Throughout the very first three months of the countrys lockdown, Mane needed to be hospitalized 3 times, something that proved to be a lot more difficult in a pandemic. Her signs– coughing, low blood oxygen levels, and fatigue– looked like those of COVID-19 so carefully that medical professionals typically declined to examine her without a COVID test, which was difficult to get at that time. Later on, as health centers in the city overflowed with COVID-19 patients, simply getting confessed was difficult; there werent adequate beds offered.
On Aug. 25, Pradhan arranged for a COVID-19 test for his grandma in the house. Results would take 24 hours. That night, she had no appetite, and she was so exhausted that she needed assistance strolling the couple of actions from her bed to the restroom. Pradhan slept a little, then called an Uber to take her to the nearby medical facility in the middle of the night. It declined to admit her up until her COVID-19 results remained in. He invested the remainder of the night frantically going to different medical centers until the next day, when Mane was admitted to a federal government medical facility, where treatment would be massively subsidized, unlike in a personal clinic.
That excellent news was followed by two pieces of problem: Her hemoglobin levels were still plummeting, and, later on that day, she evaluated favorable for the coronavirus.
” Crying doesnt come quickly to me– but the first time they put her on a ventilator, I broke down,” Pradhan stated. When he and his mom got evaluated immediately afterward, they turned up positive for COVID-19 too. They had no signs.
” I try to not consider where and how we got contaminated and whether I infected my grandma,” he stated. “Thinking like that will probably make me feel that I might have somehow avoided it from taking place.”.
Their last discussion over the phone– ideal before Mane was put on the ventilator– lasted 45 seconds. Pradhans uncle had actually handled to send a phone to Mane in the extensive care unit through a nurse. Pradhan told her to stop fretting about health center costs, get well, eat, and return home as quickly as she could. She informed him not to stress over her and to eat his meals on time (” when shes on the freaking deathbed!” Pradhan said).
When that call ended, he said, he “somehow sensed that [he d] probably spoken to her for the last time.”.
Hair had never desired a huge funeral service, and the pandemic guaranteed her wish. Just 3 people attended her cremation– Pradhan, among her sons, and a close household buddy who resembled a kid to her. Manes child could not participate in; she was quarantining at the healthcare facility after evaluating positive for COVID-19.
Like all other individuals who had actually died in healthcare facilities due to the coronavirus, Manes body was sealed shut in a bag. He asked his uncle, Manes son, to place a letter at her feet, thanking her for everything she had actually done, along with flowers and a sari.
” The thing that will always bug me is that she went away alone in a hospital,” he said. “She constantly desired to enter her house, on her bed.”.

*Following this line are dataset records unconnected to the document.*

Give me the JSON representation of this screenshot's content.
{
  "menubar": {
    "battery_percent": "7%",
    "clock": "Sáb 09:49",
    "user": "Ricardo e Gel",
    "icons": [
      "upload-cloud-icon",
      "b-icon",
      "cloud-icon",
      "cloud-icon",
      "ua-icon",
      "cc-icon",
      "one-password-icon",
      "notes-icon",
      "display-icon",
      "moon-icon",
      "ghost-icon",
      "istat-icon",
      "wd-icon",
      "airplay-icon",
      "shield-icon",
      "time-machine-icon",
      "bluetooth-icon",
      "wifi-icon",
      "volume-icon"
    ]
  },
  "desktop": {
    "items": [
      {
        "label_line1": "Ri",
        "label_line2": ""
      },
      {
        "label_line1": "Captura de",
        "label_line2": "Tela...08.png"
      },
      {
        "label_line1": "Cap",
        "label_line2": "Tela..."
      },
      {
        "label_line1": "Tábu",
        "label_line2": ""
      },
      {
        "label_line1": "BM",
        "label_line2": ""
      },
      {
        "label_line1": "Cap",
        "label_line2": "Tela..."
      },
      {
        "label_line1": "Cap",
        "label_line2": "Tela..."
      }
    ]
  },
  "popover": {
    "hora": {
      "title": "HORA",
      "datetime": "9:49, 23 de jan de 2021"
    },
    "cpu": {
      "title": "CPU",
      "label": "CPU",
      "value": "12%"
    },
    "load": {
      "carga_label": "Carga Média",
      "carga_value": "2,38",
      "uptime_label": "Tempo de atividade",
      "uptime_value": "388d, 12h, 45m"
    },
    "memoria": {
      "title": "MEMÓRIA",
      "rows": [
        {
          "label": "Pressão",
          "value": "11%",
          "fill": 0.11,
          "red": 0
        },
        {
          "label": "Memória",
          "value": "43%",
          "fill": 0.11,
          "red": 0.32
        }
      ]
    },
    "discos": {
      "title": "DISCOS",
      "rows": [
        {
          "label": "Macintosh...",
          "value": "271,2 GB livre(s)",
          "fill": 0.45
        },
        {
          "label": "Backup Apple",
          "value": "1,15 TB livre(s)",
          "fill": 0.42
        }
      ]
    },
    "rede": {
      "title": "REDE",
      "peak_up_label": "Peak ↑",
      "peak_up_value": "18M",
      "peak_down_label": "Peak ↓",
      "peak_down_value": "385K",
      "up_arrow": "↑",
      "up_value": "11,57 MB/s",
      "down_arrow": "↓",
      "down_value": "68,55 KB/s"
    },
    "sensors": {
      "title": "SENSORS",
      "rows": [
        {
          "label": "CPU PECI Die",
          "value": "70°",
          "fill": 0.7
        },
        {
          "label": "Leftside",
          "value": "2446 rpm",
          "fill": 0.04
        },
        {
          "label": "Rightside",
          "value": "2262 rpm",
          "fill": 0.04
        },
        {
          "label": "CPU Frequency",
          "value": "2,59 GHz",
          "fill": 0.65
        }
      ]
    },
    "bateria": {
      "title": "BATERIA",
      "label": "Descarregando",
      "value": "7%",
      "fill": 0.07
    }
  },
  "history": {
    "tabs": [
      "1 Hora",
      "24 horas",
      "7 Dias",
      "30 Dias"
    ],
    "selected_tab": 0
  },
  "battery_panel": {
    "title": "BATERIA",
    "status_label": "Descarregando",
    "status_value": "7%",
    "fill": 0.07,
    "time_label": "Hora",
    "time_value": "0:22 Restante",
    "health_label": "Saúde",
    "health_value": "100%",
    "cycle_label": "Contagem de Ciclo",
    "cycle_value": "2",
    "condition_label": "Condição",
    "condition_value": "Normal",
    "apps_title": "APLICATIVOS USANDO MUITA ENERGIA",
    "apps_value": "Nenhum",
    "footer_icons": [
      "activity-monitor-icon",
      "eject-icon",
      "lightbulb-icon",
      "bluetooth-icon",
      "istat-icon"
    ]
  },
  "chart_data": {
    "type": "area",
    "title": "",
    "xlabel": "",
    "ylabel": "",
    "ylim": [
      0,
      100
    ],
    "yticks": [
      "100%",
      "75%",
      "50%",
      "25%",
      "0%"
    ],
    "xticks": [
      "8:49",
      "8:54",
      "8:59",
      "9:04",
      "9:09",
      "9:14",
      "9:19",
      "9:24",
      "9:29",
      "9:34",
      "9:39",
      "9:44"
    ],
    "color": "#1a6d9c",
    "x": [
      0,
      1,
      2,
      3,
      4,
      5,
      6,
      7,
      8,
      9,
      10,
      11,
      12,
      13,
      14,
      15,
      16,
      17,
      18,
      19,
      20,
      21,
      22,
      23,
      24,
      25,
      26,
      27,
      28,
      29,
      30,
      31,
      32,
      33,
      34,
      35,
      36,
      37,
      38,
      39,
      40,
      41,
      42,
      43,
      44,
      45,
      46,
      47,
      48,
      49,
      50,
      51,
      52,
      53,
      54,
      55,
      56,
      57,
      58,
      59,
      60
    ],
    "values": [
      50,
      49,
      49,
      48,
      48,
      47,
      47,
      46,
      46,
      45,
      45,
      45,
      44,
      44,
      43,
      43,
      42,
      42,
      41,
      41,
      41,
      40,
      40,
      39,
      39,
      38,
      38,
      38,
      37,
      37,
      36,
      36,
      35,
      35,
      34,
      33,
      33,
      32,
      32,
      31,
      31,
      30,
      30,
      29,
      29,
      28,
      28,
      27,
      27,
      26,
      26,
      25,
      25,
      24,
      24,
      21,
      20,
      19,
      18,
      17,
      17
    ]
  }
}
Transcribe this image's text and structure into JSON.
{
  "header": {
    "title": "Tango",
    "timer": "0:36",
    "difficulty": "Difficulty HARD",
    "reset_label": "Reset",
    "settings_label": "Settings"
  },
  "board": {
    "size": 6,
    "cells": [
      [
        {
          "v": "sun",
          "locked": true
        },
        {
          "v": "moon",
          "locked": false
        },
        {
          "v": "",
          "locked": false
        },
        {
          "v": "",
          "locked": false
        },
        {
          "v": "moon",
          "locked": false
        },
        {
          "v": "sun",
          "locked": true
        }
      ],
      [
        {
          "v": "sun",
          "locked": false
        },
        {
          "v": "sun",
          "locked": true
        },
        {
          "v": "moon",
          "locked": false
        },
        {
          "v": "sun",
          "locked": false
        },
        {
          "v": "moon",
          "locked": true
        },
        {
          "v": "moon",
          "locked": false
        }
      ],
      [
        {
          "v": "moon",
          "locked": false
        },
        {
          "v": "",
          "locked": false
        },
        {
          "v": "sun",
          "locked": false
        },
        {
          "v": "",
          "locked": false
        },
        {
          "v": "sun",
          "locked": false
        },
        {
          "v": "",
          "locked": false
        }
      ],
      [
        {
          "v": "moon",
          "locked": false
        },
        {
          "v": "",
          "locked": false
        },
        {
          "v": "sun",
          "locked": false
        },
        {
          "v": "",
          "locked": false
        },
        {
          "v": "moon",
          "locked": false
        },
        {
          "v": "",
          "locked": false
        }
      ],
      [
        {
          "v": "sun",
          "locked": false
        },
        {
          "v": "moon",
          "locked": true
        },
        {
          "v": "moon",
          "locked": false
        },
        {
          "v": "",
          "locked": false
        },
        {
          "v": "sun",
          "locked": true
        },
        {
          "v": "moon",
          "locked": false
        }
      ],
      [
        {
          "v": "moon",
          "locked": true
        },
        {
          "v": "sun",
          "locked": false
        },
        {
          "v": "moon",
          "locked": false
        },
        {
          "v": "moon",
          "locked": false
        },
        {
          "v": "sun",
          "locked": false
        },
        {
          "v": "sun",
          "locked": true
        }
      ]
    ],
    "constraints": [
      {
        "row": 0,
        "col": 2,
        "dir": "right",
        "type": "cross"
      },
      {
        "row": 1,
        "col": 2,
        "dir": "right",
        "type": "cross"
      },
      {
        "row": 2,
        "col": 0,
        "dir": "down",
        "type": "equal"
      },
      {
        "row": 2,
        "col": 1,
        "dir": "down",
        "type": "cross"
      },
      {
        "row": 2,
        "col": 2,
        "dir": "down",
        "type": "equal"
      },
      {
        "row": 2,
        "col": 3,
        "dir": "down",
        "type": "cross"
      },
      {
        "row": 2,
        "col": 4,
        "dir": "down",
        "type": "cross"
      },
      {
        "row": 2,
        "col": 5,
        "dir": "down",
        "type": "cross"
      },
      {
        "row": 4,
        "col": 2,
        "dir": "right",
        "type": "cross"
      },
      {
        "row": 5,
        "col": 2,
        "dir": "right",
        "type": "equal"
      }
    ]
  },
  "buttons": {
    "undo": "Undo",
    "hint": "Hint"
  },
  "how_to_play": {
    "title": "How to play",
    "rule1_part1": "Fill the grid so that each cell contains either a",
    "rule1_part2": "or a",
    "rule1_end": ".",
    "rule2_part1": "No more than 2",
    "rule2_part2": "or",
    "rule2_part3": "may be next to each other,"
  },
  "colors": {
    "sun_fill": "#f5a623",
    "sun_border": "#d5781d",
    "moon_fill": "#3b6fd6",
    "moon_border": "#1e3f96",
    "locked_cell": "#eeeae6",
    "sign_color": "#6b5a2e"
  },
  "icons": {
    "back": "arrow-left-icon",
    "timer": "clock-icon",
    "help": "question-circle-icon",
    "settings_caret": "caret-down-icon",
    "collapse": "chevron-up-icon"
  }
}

Mittal, Manes supervisor, stated she was shocked to get the call. “My breath stopped,” she said. “She used to be in the medical facility a lot, but we were used to her coming back every single time. We never believed that this time she wouldnt return. Wherever she is now, she is spreading out joy. Of that I make certain.”.
Months later, Pradhans phone keeps appearing photos and videos he d taken of Mane. He said he cant take a look at them, due to the fact that its too agonizing.
In his WhatsApp sits an unread message from his grandmother. Its the last time she texted him. Its been there for months, and he hasnt yet opened it.
” Its most likely something generic, like a good morning forward,” he stated. “I havent checked it yet. I do not have the guts.”.